(Data extracts)

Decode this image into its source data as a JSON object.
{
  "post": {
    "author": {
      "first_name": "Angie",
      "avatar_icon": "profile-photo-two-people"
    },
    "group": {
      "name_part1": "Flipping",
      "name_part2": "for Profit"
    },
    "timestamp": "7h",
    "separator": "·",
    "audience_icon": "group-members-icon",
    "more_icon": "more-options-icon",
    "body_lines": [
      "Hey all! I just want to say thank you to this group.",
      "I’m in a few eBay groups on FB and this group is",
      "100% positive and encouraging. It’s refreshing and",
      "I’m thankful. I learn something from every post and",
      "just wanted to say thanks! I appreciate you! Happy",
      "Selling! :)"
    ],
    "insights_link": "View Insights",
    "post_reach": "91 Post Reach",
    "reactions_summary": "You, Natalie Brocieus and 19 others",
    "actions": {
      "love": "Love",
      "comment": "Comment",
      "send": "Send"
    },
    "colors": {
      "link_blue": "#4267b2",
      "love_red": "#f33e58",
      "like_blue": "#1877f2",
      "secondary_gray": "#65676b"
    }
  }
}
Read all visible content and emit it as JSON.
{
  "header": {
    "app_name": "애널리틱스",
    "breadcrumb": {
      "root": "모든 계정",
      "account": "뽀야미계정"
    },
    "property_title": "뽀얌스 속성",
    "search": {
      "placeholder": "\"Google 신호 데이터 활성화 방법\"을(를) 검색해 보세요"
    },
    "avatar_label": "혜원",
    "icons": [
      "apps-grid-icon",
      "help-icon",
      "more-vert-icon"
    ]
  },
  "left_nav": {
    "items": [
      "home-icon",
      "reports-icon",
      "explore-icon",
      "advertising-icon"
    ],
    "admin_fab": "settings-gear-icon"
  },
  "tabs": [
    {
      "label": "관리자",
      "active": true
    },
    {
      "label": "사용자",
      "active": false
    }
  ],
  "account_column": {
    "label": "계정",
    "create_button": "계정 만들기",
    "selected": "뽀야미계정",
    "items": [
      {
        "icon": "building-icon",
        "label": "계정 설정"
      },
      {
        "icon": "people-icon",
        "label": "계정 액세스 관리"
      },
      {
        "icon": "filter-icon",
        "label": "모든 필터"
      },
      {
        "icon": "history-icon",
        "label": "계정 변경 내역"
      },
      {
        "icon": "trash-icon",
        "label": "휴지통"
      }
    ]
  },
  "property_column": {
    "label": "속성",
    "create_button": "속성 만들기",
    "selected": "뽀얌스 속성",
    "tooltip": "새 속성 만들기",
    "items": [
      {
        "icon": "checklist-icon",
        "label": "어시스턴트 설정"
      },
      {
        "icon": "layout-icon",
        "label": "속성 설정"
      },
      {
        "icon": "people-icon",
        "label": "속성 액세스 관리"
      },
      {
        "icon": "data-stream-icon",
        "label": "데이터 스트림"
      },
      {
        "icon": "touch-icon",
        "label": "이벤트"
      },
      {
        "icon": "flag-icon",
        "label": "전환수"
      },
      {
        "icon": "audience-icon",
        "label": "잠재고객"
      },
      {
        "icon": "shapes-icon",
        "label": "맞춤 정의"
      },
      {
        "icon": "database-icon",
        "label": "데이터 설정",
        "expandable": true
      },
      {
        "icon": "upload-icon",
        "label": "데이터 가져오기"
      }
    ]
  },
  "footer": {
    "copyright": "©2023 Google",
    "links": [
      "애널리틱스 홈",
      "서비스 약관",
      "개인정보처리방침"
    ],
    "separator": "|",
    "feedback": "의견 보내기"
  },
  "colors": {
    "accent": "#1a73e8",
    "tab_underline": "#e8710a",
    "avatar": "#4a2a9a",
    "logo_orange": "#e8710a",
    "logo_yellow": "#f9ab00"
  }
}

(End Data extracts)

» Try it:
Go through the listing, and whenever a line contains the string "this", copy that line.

» Solution below:
Decode this image into its source data as a JSON object.
      "Hey all! I just want to say thank you to this group.",
      "I’m in a few eBay groups on FB and this group is",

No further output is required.